Read More
FILE - In this July 13, 2007, file photo, workers with the Pebble Mine project test drill in the Bristol Bay region of Alaska, near the village of Iliamma. The U.S. Army Corps of Engineers is proceeding with an environmental review of a proposed copper and gold mine near a major Alaska salmon fishery, despite a request from the state's governor to halt the review. Gov. Bill Walker has said the company behind the proposed Pebble Mine had yet to show that the project is feasible or realistic. (AP Photo/Al Grillo, File)
July 26, 2018 - 5:59 pm
JUNEAU, Alaska (AP) — The U.S. Army Corps of Engineers is proceeding with an environmental review of a proposed copper and gold mine located near a major salmon fishery in Alaska, despite a request from the state's governor that the review be halted. Gov. Bill Walker, in a letter co-signed by Lt...

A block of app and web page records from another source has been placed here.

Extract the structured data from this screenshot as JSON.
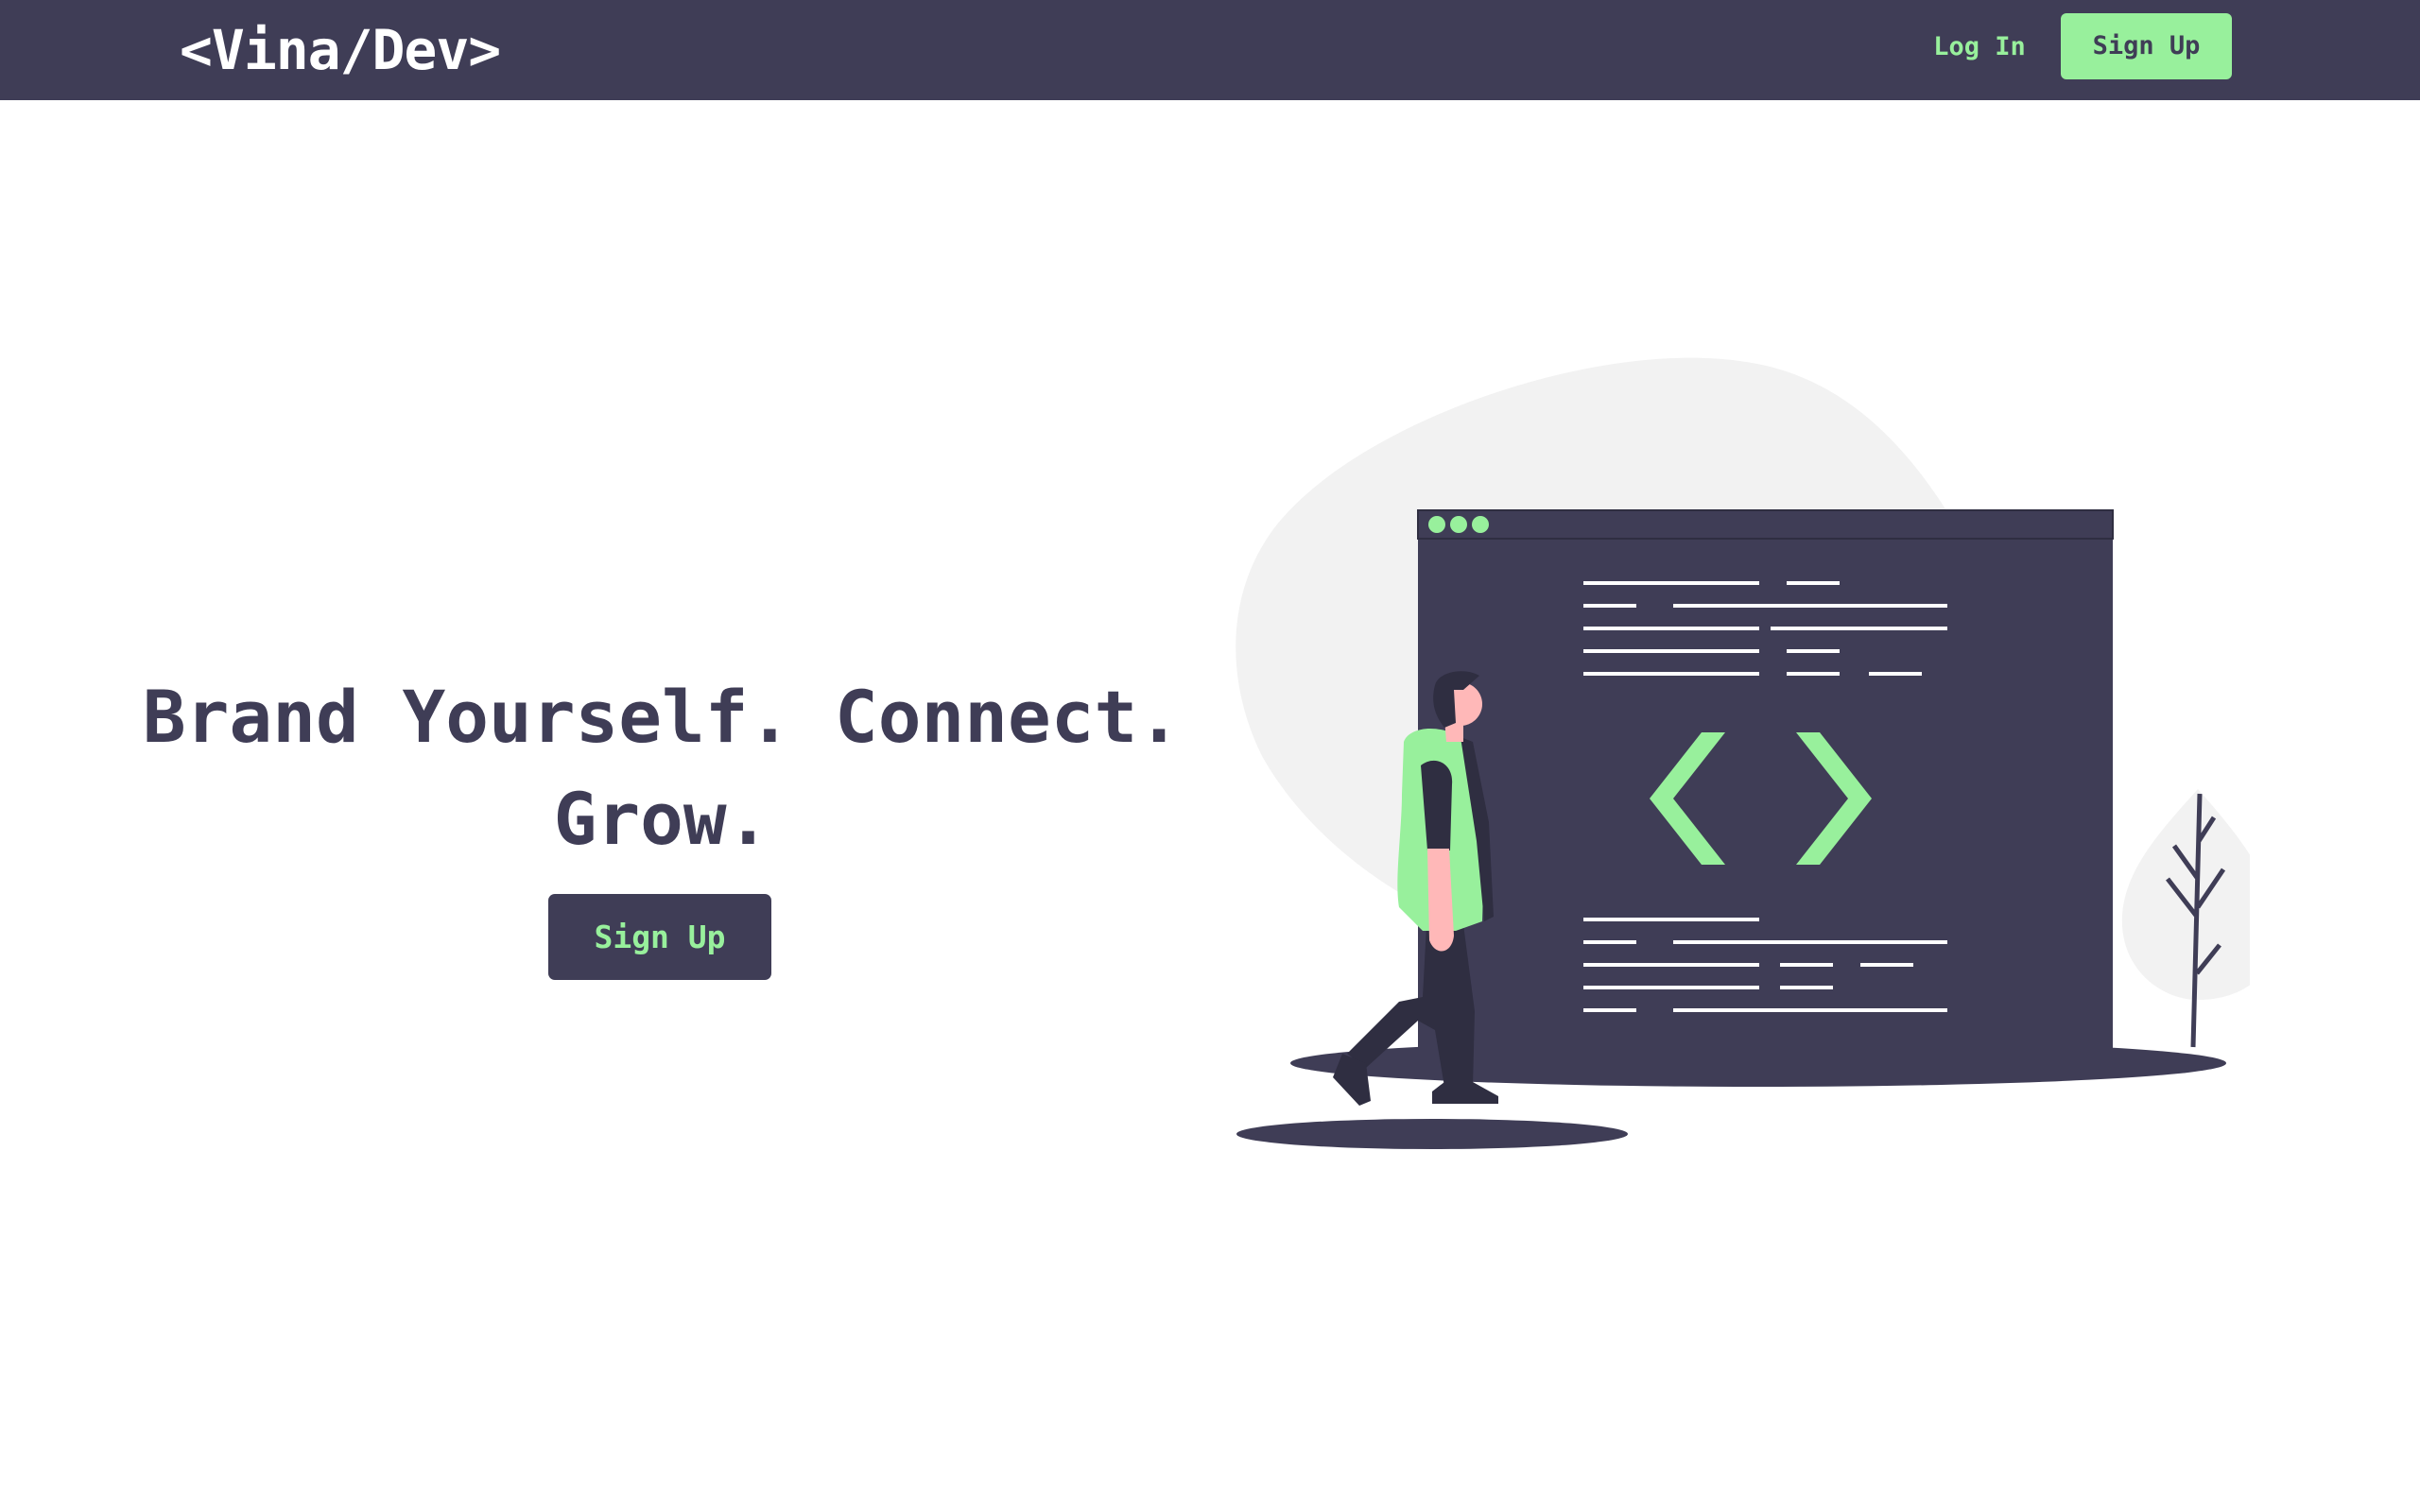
{
  "navbar": {
    "brand": "<Vina/Dev>",
    "login_label": "Log In",
    "signup_label": "Sign Up"
  },
  "hero": {
    "title_line1": "Brand Yourself. Connect.",
    "title_line2": "Grow.",
    "signup_label": "Sign Up"
  },
  "colors": {
    "dark": "#3f3d56",
    "accent": "#98f09c",
    "blob": "#f2f2f2",
    "skin": "#ffb8b8",
    "background": "#ffffff"
  },
  "illustration": {
    "icon": "code-brackets-icon",
    "subject": "person walking toward code editor window"
  }
}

Read More
This July 22, 2018 photo provided by the Oklahoma Department of Wildlife Services shows the teeth of a native South American fish known as a pacu that was was caught in a southwestern Oklahoma lake in Caddo County by 11-year-old Kennedy Smith of Lindsay, Okla. Game Warden Tyler Howser said the pacu is considered an invasive species and was destroyed. (Tyler Howser/Oklahoma Department of Wildlife Services via AP)
July 25, 2018 - 1:05 pm
OKLAHOMA CITY (AP) — An 11-year-old girl has quite the fish tale: A rare pacu with human-like teeth chomped down on the worm at the end of her line while she was fishing with her grandparents and brother in an Oklahoma lake. But Kennedy Smith isn't exaggerating when she describes her catch. Caddo...
Read More

Pages